The war of words over the Opposition's electricity market reform plan flared again this morning as Economic Development Minister Steven Joyce and associate finance spokesman Shane Jones traded fire over the plan's economic impact.
The Labour/Green plan to curb wholesale electricity prices by replacing the current spot market with a single state buyer of power was announced just days after the Mighty River Power share offer - the first partial privatisation under the Government's mixed ownership model - opened last week.
The Government was forced to amend the prospectus for the Mighty River offer and allow investors who had already committed to buy shares to back out.
With its flagship economic policy directly affected by the Opposition plan, the Government has responded aggressively.
This morning Mr Joyce said the plan was "nothing more than deliberate economic sabotage for attempted political gain".
He pointed to recent condemnation of the plan by sharebrokers and fund managers including claims it would "cut the value of every New Zealanders' KiwiSaver account and lead to rolling blackouts".
"Investment in new power generation would suffer as would wider investment in the New Zealand economy" Mr Joyce said in a statement.
"The National-led Government is focused on attracting investment in new business and jobs for New Zealanders. Labour and the Greens would do the exact opposite."
But Mr Jones this morning pointed to the estimated $450 million boost to the economy and additional 5000 jobs which Business and Economic Research Ltd said the plan would produce.
"That's just the start" said Mr Jones.
"These reforms will cut bills to commercial and industrial users by 5 - 7 per cent. Lower energy costs have the capacity to transform New Zealand businesses. Our economy's Achilles heel is our inability to turn enough of our resources into high-value goods that sell for a premium overseas.

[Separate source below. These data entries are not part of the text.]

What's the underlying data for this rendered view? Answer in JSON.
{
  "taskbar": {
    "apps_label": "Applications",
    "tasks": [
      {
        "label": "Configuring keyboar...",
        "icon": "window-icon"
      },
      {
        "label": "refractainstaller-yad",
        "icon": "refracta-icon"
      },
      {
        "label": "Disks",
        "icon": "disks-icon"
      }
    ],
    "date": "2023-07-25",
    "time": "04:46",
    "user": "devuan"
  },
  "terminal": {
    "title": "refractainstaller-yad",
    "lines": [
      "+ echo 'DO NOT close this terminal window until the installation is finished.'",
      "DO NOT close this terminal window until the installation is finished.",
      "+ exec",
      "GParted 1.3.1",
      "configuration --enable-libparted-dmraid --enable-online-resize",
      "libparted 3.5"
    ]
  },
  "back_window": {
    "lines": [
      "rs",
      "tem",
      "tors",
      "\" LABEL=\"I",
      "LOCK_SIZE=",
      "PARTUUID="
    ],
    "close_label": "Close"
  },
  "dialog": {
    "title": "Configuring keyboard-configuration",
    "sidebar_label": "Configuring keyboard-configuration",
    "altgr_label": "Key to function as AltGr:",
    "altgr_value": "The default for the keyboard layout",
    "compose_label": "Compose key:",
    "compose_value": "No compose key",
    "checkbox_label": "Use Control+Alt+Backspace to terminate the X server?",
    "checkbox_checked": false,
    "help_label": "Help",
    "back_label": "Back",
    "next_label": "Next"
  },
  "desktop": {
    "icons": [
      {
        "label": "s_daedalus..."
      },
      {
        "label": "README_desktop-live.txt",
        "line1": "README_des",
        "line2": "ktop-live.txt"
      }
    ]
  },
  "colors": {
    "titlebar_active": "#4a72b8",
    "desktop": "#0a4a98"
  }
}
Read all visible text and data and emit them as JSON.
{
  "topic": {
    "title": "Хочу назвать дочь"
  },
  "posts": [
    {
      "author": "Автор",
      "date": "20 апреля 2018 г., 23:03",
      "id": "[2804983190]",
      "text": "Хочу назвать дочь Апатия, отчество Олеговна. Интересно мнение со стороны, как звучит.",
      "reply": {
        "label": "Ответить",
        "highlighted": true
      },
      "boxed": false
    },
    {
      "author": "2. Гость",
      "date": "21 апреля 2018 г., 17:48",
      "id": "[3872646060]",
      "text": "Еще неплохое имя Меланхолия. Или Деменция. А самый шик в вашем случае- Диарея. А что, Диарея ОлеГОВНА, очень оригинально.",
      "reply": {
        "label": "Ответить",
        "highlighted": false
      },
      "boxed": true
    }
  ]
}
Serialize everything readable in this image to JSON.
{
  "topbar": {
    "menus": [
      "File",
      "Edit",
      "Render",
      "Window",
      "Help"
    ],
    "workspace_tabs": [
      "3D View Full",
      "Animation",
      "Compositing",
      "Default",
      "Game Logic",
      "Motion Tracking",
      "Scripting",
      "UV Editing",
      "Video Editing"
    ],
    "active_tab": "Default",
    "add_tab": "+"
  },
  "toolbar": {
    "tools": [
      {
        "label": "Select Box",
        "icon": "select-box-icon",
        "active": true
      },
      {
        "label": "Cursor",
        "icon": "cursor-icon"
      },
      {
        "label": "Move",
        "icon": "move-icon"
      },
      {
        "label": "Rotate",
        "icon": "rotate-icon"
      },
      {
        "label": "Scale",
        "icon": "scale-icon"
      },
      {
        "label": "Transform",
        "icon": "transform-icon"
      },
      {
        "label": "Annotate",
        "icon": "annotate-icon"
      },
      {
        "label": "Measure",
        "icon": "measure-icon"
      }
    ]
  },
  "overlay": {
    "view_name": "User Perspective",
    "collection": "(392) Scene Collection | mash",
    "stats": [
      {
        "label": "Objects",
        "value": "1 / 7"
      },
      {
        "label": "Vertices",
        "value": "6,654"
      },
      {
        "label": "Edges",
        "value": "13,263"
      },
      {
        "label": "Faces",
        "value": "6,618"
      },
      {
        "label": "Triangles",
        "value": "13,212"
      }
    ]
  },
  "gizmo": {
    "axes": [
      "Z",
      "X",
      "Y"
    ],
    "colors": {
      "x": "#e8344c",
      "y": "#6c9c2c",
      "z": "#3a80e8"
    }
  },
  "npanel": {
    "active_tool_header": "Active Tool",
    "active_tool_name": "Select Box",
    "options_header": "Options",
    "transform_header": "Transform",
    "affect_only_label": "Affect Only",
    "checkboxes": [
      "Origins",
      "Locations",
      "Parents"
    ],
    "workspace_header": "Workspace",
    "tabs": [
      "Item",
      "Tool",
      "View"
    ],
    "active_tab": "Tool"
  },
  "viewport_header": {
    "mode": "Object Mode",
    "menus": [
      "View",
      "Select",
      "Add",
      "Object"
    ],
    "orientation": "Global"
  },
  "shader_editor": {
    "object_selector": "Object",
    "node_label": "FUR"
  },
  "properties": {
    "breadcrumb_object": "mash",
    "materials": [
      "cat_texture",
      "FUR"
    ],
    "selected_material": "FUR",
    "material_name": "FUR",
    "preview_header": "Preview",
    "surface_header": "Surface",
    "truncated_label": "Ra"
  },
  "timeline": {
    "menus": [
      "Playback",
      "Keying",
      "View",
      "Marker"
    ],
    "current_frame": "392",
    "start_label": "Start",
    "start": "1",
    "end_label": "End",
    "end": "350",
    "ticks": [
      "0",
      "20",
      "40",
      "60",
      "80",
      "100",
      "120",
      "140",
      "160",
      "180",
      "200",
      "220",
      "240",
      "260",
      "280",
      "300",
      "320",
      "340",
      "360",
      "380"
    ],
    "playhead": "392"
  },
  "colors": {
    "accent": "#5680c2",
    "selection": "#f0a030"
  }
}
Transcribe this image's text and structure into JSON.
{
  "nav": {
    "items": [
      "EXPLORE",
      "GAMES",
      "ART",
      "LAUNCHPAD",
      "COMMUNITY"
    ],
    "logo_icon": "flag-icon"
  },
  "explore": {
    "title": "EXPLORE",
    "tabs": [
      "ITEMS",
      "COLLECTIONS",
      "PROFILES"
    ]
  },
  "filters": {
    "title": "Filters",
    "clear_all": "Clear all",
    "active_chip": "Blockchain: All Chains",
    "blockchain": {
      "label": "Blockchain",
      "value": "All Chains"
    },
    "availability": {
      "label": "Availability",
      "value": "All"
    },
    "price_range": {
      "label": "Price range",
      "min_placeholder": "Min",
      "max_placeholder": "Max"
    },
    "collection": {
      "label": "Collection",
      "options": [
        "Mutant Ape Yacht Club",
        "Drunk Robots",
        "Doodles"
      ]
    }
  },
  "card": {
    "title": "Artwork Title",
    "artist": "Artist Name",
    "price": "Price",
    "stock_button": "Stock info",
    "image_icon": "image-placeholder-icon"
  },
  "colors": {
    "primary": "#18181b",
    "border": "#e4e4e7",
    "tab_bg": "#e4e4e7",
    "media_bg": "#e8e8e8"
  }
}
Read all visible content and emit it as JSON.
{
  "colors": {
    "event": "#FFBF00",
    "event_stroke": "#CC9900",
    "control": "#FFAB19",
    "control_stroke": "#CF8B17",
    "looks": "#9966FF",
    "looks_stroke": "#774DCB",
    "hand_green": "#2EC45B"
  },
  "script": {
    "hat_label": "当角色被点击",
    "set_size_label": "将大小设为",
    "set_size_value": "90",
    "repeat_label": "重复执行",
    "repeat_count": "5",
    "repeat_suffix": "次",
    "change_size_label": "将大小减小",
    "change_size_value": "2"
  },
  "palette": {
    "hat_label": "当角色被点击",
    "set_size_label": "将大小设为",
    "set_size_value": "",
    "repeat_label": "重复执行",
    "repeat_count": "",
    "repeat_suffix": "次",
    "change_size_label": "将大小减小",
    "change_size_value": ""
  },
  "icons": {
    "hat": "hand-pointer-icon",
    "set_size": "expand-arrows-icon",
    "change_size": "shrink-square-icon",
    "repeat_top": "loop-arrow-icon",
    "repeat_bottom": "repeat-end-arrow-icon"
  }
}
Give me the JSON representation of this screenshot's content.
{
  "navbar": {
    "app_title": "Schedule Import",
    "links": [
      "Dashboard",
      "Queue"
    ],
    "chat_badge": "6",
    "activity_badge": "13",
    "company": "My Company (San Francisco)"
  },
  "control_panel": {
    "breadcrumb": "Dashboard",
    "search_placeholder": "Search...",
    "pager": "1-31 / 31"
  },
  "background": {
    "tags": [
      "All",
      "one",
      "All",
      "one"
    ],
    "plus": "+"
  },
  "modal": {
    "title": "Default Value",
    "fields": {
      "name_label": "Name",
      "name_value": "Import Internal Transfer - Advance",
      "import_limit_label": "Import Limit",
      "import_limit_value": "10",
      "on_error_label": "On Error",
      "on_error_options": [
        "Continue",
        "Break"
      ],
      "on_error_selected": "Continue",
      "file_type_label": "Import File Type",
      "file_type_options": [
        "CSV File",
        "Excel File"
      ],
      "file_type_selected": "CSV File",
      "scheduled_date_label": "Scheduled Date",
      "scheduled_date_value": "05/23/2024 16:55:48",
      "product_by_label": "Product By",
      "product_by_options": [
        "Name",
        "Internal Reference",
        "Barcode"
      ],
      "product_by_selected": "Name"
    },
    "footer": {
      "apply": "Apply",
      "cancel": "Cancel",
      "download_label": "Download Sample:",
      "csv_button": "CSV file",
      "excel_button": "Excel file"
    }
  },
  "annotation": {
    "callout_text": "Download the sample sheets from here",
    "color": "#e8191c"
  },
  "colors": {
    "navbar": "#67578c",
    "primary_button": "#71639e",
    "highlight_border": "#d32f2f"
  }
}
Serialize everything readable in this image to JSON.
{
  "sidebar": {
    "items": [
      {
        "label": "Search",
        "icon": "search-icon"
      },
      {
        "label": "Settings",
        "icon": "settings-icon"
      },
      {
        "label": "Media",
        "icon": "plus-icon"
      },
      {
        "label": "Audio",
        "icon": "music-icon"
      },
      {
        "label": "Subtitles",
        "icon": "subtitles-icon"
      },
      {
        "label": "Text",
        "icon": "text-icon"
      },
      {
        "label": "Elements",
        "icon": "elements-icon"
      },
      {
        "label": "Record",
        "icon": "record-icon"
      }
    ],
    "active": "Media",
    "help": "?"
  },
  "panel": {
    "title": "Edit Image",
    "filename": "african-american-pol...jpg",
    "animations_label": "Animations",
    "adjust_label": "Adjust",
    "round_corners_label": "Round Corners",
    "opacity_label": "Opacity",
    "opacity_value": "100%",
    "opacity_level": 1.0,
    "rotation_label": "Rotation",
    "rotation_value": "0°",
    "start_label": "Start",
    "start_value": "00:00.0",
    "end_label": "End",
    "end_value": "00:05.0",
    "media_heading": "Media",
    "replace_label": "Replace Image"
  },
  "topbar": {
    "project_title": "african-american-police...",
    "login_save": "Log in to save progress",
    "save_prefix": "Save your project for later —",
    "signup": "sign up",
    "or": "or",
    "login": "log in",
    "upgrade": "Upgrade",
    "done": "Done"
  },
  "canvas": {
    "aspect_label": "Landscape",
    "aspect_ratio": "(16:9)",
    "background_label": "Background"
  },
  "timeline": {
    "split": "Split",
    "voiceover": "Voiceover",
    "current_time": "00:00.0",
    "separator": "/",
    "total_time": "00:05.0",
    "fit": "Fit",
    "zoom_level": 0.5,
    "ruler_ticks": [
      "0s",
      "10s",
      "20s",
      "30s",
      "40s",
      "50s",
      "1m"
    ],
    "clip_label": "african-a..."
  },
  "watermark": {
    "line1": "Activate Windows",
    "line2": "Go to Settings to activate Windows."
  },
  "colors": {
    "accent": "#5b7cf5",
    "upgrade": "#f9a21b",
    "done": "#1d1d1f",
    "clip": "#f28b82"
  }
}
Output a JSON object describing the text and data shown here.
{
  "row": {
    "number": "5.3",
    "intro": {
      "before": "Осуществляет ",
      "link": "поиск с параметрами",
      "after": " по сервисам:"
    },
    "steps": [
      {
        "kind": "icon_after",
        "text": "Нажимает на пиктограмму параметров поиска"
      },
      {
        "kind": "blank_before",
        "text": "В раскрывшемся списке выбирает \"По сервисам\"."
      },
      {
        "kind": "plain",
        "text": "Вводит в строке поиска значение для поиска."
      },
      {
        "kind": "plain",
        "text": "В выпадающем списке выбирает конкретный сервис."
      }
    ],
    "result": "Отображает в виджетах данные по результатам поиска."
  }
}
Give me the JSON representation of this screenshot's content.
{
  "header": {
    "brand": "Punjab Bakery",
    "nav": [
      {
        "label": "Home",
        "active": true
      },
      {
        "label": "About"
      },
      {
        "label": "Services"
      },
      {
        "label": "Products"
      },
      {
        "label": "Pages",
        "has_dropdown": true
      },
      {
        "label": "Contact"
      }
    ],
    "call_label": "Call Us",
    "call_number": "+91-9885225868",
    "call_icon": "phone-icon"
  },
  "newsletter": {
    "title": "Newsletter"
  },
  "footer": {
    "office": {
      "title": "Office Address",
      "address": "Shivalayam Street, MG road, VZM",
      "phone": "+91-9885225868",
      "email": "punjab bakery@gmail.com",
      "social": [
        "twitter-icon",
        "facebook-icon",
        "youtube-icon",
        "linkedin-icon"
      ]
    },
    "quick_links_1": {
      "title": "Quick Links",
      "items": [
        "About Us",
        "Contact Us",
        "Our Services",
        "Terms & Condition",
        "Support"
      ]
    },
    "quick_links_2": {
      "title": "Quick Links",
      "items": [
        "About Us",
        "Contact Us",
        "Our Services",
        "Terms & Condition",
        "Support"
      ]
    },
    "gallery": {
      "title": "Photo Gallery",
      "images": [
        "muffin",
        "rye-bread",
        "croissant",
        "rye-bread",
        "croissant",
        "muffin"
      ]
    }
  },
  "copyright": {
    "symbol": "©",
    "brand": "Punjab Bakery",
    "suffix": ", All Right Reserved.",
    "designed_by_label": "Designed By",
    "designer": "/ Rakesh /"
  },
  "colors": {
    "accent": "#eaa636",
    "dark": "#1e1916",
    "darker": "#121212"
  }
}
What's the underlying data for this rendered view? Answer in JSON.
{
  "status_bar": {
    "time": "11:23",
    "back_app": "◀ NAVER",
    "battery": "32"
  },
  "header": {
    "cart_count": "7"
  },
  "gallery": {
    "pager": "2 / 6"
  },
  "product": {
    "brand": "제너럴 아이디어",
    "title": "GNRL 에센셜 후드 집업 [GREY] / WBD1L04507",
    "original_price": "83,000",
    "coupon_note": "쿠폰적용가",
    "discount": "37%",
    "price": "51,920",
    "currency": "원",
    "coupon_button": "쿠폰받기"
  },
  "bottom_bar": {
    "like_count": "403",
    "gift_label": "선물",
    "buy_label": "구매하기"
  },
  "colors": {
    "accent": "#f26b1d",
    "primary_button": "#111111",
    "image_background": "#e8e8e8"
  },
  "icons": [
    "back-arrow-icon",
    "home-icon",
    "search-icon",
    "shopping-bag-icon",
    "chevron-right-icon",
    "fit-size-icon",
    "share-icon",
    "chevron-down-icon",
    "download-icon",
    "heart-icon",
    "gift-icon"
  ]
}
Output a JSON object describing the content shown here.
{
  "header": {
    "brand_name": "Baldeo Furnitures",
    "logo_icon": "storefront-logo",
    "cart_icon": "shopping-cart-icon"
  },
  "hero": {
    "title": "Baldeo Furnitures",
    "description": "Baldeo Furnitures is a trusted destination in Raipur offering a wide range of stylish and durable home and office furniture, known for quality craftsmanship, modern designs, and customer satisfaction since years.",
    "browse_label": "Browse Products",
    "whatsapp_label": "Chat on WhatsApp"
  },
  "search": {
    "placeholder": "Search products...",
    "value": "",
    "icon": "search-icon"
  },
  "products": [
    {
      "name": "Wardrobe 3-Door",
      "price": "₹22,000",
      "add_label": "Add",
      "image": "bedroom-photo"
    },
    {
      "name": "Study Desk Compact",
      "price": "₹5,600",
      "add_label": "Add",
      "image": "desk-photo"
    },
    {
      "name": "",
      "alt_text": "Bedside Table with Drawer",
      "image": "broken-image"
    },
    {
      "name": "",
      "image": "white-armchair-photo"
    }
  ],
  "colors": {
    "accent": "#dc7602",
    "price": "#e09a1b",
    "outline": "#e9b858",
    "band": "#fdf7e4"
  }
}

"We need to improve the returns from those resources by manufacturing them into quality products. The cost of power here is one reason we struggle to compete with other manufacturing countries."
Meanwhile Labour's finance spokesman David Parker downplayed the impact of the policy announcement on listed energy stock and the KiwiSaver and other fund managers who held those stocks on behalf of investors.
"I would say that stockmarkets react to news every day. I'm not going to comment on whether a stockmarket has overreacted or under reacted. They'll make those assessments for themselves."
He said the impact across the portfolios of shares held by KiwiSaver fund managers and large investors such as the NZ Superannuation Fund "wouldn't be large".
However the fact that energy stocks such as Contact and Trustpower had fallen since the announcement suggested the market believed Labour's policy would achieve its aim.
"We're saying that generators will still be paid a fair return. If on that basis (share) prices go lower, that in itself suggests that market analysts think the change to this new pricing model will bring down (power) prices."